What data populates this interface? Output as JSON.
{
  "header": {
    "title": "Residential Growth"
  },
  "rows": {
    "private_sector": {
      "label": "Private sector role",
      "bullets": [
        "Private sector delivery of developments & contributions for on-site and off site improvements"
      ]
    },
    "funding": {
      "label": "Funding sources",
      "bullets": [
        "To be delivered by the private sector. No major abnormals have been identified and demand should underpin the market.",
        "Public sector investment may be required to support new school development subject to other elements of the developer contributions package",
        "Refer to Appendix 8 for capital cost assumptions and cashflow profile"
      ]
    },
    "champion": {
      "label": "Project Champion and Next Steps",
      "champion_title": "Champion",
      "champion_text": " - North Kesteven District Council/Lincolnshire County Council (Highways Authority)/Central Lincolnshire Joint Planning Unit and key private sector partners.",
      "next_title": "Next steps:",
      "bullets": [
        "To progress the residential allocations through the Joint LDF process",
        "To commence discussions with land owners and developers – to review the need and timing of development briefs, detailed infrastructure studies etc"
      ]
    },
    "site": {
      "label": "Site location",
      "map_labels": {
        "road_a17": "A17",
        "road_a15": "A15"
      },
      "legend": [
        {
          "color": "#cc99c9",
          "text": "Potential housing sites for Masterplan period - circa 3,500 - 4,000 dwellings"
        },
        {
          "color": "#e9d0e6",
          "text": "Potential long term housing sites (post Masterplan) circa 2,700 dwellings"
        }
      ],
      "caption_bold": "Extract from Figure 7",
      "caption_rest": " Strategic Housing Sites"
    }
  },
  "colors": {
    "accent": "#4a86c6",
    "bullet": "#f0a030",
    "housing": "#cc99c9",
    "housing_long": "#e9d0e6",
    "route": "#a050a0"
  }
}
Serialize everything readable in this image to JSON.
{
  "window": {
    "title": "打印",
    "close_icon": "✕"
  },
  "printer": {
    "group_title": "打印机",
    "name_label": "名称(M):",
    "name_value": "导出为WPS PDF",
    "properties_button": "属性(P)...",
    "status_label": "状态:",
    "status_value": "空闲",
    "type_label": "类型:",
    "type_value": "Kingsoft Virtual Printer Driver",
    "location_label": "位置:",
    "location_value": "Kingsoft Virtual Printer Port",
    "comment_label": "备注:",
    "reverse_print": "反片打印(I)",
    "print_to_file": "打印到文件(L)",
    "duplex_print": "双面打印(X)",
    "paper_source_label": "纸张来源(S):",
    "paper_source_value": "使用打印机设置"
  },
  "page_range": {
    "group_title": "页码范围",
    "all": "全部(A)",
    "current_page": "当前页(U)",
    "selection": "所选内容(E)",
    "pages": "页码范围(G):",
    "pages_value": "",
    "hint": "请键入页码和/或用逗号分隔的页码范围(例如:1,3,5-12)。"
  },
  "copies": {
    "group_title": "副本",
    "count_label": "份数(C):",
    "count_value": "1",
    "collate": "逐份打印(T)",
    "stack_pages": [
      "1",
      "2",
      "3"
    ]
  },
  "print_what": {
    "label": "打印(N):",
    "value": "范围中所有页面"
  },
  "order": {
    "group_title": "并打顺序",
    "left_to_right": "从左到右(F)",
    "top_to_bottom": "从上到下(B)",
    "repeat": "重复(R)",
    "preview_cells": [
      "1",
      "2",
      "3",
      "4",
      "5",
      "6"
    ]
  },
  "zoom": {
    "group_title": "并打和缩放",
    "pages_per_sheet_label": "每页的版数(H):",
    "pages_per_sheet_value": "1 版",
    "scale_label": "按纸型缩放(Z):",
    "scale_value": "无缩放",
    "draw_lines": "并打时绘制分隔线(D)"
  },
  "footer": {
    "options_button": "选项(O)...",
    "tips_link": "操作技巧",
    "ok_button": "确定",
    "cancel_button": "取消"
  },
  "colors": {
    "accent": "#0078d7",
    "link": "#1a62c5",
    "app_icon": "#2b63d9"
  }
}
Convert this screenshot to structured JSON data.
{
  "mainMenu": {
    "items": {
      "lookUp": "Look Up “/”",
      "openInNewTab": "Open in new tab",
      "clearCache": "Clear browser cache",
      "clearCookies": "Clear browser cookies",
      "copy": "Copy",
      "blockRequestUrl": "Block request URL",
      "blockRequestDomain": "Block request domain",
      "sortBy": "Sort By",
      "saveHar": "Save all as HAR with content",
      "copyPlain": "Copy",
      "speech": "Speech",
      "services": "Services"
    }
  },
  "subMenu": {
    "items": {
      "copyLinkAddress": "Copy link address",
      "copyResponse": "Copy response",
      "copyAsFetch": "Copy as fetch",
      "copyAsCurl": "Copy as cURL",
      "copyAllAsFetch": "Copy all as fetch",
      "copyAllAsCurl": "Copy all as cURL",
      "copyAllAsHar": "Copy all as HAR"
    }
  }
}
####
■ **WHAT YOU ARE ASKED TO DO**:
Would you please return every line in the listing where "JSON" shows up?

■ **TASK RESPONSE**:
What data populates this interface? Output as JSON.
Serialize everything readable in this image to JSON.
Convert this screenshot to structured JSON data.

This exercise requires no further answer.